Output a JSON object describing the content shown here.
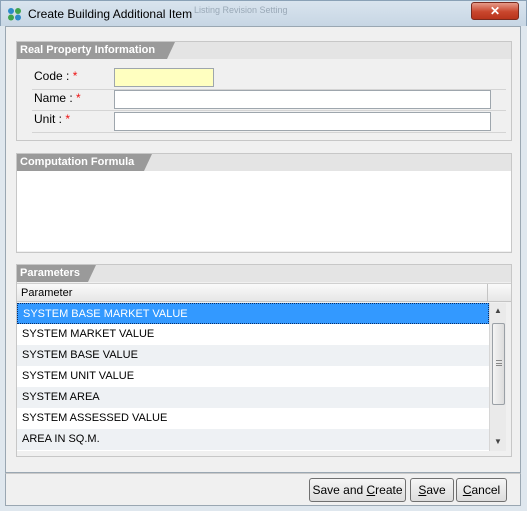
{
  "window": {
    "title": "Create Building Additional Item",
    "background_title": "Listing Revision Setting",
    "close_glyph": "✕",
    "app_icon": "app-logo-icon"
  },
  "real_property": {
    "section_title": "Real Property Information",
    "code_label": "Code :",
    "name_label": "Name :",
    "unit_label": "Unit :",
    "required_mark": "*",
    "code_value": "",
    "name_value": "",
    "unit_value": ""
  },
  "formula": {
    "section_title": "Computation Formula",
    "value": ""
  },
  "parameters": {
    "section_title": "Parameters",
    "column_header": "Parameter",
    "rows": [
      "SYSTEM BASE MARKET VALUE",
      "SYSTEM MARKET VALUE",
      "SYSTEM BASE VALUE",
      "SYSTEM UNIT VALUE",
      "SYSTEM AREA",
      "SYSTEM ASSESSED VALUE",
      "AREA IN SQ.M."
    ],
    "selected_index": 0
  },
  "buttons": {
    "save_and_create_pre": "Save and ",
    "save_and_create_u": "C",
    "save_and_create_post": "reate",
    "save_u": "S",
    "save_post": "ave",
    "cancel_u": "C",
    "cancel_post": "ancel"
  },
  "colors": {
    "selection": "#3399ff",
    "required": "#ee1111",
    "code_field_bg": "#ffffc0",
    "close_button": "#c9462d"
  }
}
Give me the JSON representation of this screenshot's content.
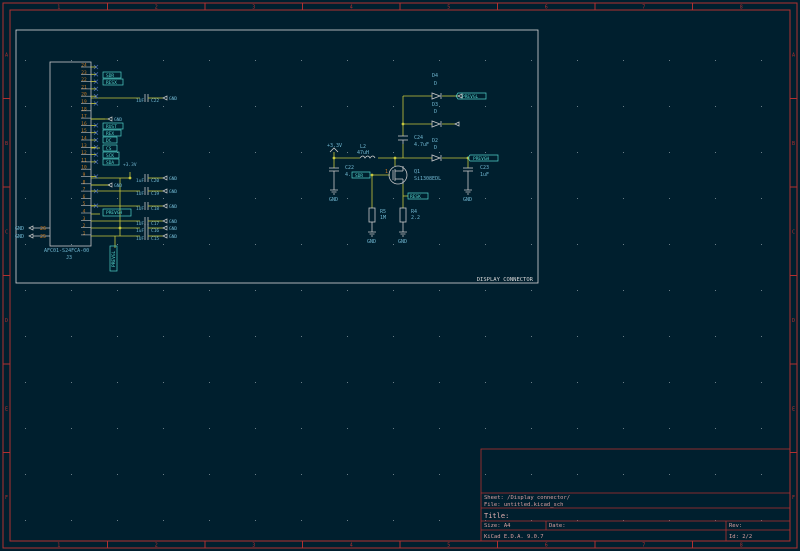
{
  "frame": {
    "col_labels": [
      "1",
      "2",
      "3",
      "4",
      "5",
      "6",
      "7",
      "8"
    ],
    "row_labels": [
      "A",
      "B",
      "C",
      "D",
      "E",
      "F"
    ]
  },
  "block": {
    "title": "DISPLAY CONNECTOR"
  },
  "connector": {
    "ref": "J3",
    "value": "AFC01-S24FCA-00",
    "pins_left": [
      "24",
      "23",
      "22",
      "21",
      "20",
      "19",
      "18",
      "17",
      "16",
      "15",
      "14",
      "13",
      "12",
      "11",
      "10",
      "9",
      "8",
      "7",
      "6",
      "5",
      "4",
      "3",
      "2",
      "1"
    ],
    "pins_side": [
      "26",
      "25"
    ],
    "gnd_left": [
      "GND",
      "GND"
    ]
  },
  "labels": {
    "sdr": "SDR",
    "resx": "RESX",
    "rust": "RUST",
    "rex": "REX",
    "dc": "DC",
    "cs": "CS",
    "sck": "SCK",
    "sda": "SDA",
    "prevgh": "PREVGH",
    "prevgl": "PREVGL",
    "resk": "RESK",
    "v33": "+3.3V"
  },
  "left_caps": [
    {
      "ref": "C22",
      "value": "1UF"
    },
    {
      "ref": "C20",
      "value": "1uF"
    },
    {
      "ref": "C19",
      "value": "1UF"
    },
    {
      "ref": "C18",
      "value": "1UF"
    },
    {
      "ref": "C17",
      "value": "1UF"
    },
    {
      "ref": "C16",
      "value": "1uF"
    },
    {
      "ref": "C15",
      "value": "1UF"
    }
  ],
  "gnd": "GND",
  "power_circuit": {
    "v33": "+3.3V",
    "l2_ref": "L2",
    "l2_val": "47uH",
    "c22_ref": "C22",
    "c22_val": "4.",
    "c24_ref": "C24",
    "c24_val": "4.7uF",
    "c23_ref": "C23",
    "c23_val": "1uF",
    "d4_ref": "D4",
    "d4_val": "D",
    "d3_ref": "D3",
    "d3_val": "D",
    "d2_ref": "D2",
    "d2_val": "D",
    "q1_ref": "Q1",
    "q1_val": "Si1308EDL",
    "r5_ref": "R5",
    "r5_val": "1M",
    "r4_ref": "R4",
    "r4_val": "2.2",
    "pin1": "1"
  },
  "title_block": {
    "sheet": "Sheet: /Display connector/",
    "file": "File: untitled.kicad_sch",
    "title": "Title:",
    "size": "Size: A4",
    "date": "Date:",
    "rev": "Rev:",
    "tool": "KiCad E.D.A. 9.0.7",
    "id": "Id: 2/2"
  },
  "colors": {
    "background": "#001f2e",
    "frame": "#b03030",
    "wire": "#c8c83c",
    "text": "#6fb6d0",
    "pin_number": "#c87a22",
    "label": "#52d0c8",
    "component": "#c8c8c8"
  }
}
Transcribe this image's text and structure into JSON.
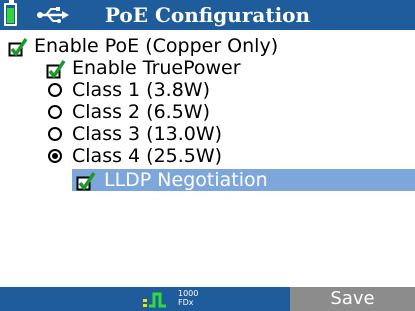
{
  "header": {
    "title": "PoE Configuration",
    "battery_icon": "battery-icon",
    "usb_icon": "usb-icon",
    "color": "#1e5c9b"
  },
  "options": {
    "enable_poe": {
      "label": "Enable PoE (Copper Only)",
      "checked": true
    },
    "enable_truepower": {
      "label": "Enable TruePower",
      "checked": true
    },
    "classes": [
      {
        "label": "Class 1 (3.8W)",
        "selected": false
      },
      {
        "label": "Class 2 (6.5W)",
        "selected": false
      },
      {
        "label": "Class 3 (13.0W)",
        "selected": false
      },
      {
        "label": "Class 4 (25.5W)",
        "selected": true
      }
    ],
    "lldp": {
      "label": "LLDP Negotiation",
      "checked": true,
      "highlighted": true
    }
  },
  "footer": {
    "speed": "1000",
    "duplex": "FDx",
    "link_icon": "link-pulse-icon",
    "save_label": "Save"
  }
}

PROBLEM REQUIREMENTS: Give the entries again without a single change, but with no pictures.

ANSWER TO THE PROBLEM:
Output a JSON object describing the content shown here.
{
  "window": {
    "title": "Create Building Additional Item",
    "background_title": "Listing Revision Setting",
    "close_glyph": "✕",
    "app_icon": "app-logo-icon"
  },
  "real_property": {
    "section_title": "Real Property Information",
    "code_label": "Code :",
    "name_label": "Name :",
    "unit_label": "Unit :",
    "required_mark": "*",
    "code_value": "",
    "name_value": "",
    "unit_value": ""
  },
  "formula": {
    "section_title": "Computation Formula",
    "value": ""
  },
  "parameters": {
    "section_title": "Parameters",
    "column_header": "Parameter",
    "rows": [
      "SYSTEM BASE MARKET VALUE",
      "SYSTEM MARKET VALUE",
      "SYSTEM BASE VALUE",
      "SYSTEM UNIT VALUE",
      "SYSTEM AREA",
      "SYSTEM ASSESSED VALUE",
      "AREA IN SQ.M."
    ],
    "selected_index": 0
  },
  "buttons": {
    "save_and_create_pre": "Save and ",
    "save_and_create_u": "C",
    "save_and_create_post": "reate",
    "save_u": "S",
    "save_post": "ave",
    "cancel_u": "C",
    "cancel_post": "ancel"
  },
  "colors": {
    "selection": "#3399ff",
    "required": "#ee1111",
    "code_field_bg": "#ffffc0",
    "close_button": "#c9462d"
  }
}
Give me the JSON representation of this screenshot's content.
{
  "frame": {
    "col_labels": [
      "1",
      "2",
      "3",
      "4",
      "5",
      "6",
      "7",
      "8"
    ],
    "row_labels": [
      "A",
      "B",
      "C",
      "D",
      "E",
      "F"
    ]
  },
  "block": {
    "title": "DISPLAY CONNECTOR"
  },
  "connector": {
    "ref": "J3",
    "value": "AFC01-S24FCA-00",
    "pins_left": [
      "24",
      "23",
      "22",
      "21",
      "20",
      "19",
      "18",
      "17",
      "16",
      "15",
      "14",
      "13",
      "12",
      "11",
      "10",
      "9",
      "8",
      "7",
      "6",
      "5",
      "4",
      "3",
      "2",
      "1"
    ],
    "pins_side": [
      "26",
      "25"
    ],
    "gnd_left": [
      "GND",
      "GND"
    ]
  },
  "labels": {
    "sdr": "SDR",
    "resx": "RESX",
    "rust": "RUST",
    "rex": "REX",
    "dc": "DC",
    "cs": "CS",
    "sck": "SCK",
    "sda": "SDA",
    "prevgh": "PREVGH",
    "prevgl": "PREVGL",
    "resk": "RESK",
    "v33": "+3.3V"
  },
  "left_caps": [
    {
      "ref": "C22",
      "value": "1UF"
    },
    {
      "ref": "C20",
      "value": "1uF"
    },
    {
      "ref": "C19",
      "value": "1UF"
    },
    {
      "ref": "C18",
      "value": "1UF"
    },
    {
      "ref": "C17",
      "value": "1UF"
    },
    {
      "ref": "C16",
      "value": "1uF"
    },
    {
      "ref": "C15",
      "value": "1UF"
    }
  ],
  "gnd": "GND",
  "power_circuit": {
    "v33": "+3.3V",
    "l2_ref": "L2",
    "l2_val": "47uH",
    "c22_ref": "C22",
    "c22_val": "4.",
    "c24_ref": "C24",
    "c24_val": "4.7uF",
    "c23_ref": "C23",
    "c23_val": "1uF",
    "d4_ref": "D4",
    "d4_val": "D",
    "d3_ref": "D3",
    "d3_val": "D",
    "d2_ref": "D2",
    "d2_val": "D",
    "q1_ref": "Q1",
    "q1_val": "Si1308EDL",
    "r5_ref": "R5",
    "r5_val": "1M",
    "r4_ref": "R4",
    "r4_val": "2.2",
    "pin1": "1"
  },
  "title_block": {
    "sheet": "Sheet: /Display connector/",
    "file": "File: untitled.kicad_sch",
    "title": "Title:",
    "size": "Size: A4",
    "date": "Date:",
    "rev": "Rev:",
    "tool": "KiCad E.D.A. 9.0.7",
    "id": "Id: 2/2"
  },
  "colors": {
    "background": "#001f2e",
    "frame": "#b03030",
    "wire": "#c8c83c",
    "text": "#6fb6d0",
    "pin_number": "#c87a22",
    "label": "#52d0c8",
    "component": "#c8c8c8"
  }
}
Transcribe this image's text and structure into JSON.
{
  "header": {
    "title": "PoE Configuration",
    "battery_icon": "battery-icon",
    "usb_icon": "usb-icon",
    "color": "#1e5c9b"
  },
  "options": {
    "enable_poe": {
      "label": "Enable PoE (Copper Only)",
      "checked": true
    },
    "enable_truepower": {
      "label": "Enable TruePower",
      "checked": true
    },
    "classes": [
      {
        "label": "Class 1 (3.8W)",
        "selected": false
      },
      {
        "label": "Class 2 (6.5W)",
        "selected": false
      },
      {
        "label": "Class 3 (13.0W)",
        "selected": false
      },
      {
        "label": "Class 4 (25.5W)",
        "selected": true
      }
    ],
    "lldp": {
      "label": "LLDP Negotiation",
      "checked": true,
      "highlighted": true
    }
  },
  "footer": {
    "speed": "1000",
    "duplex": "FDx",
    "link_icon": "link-pulse-icon",
    "save_label": "Save"
  }
}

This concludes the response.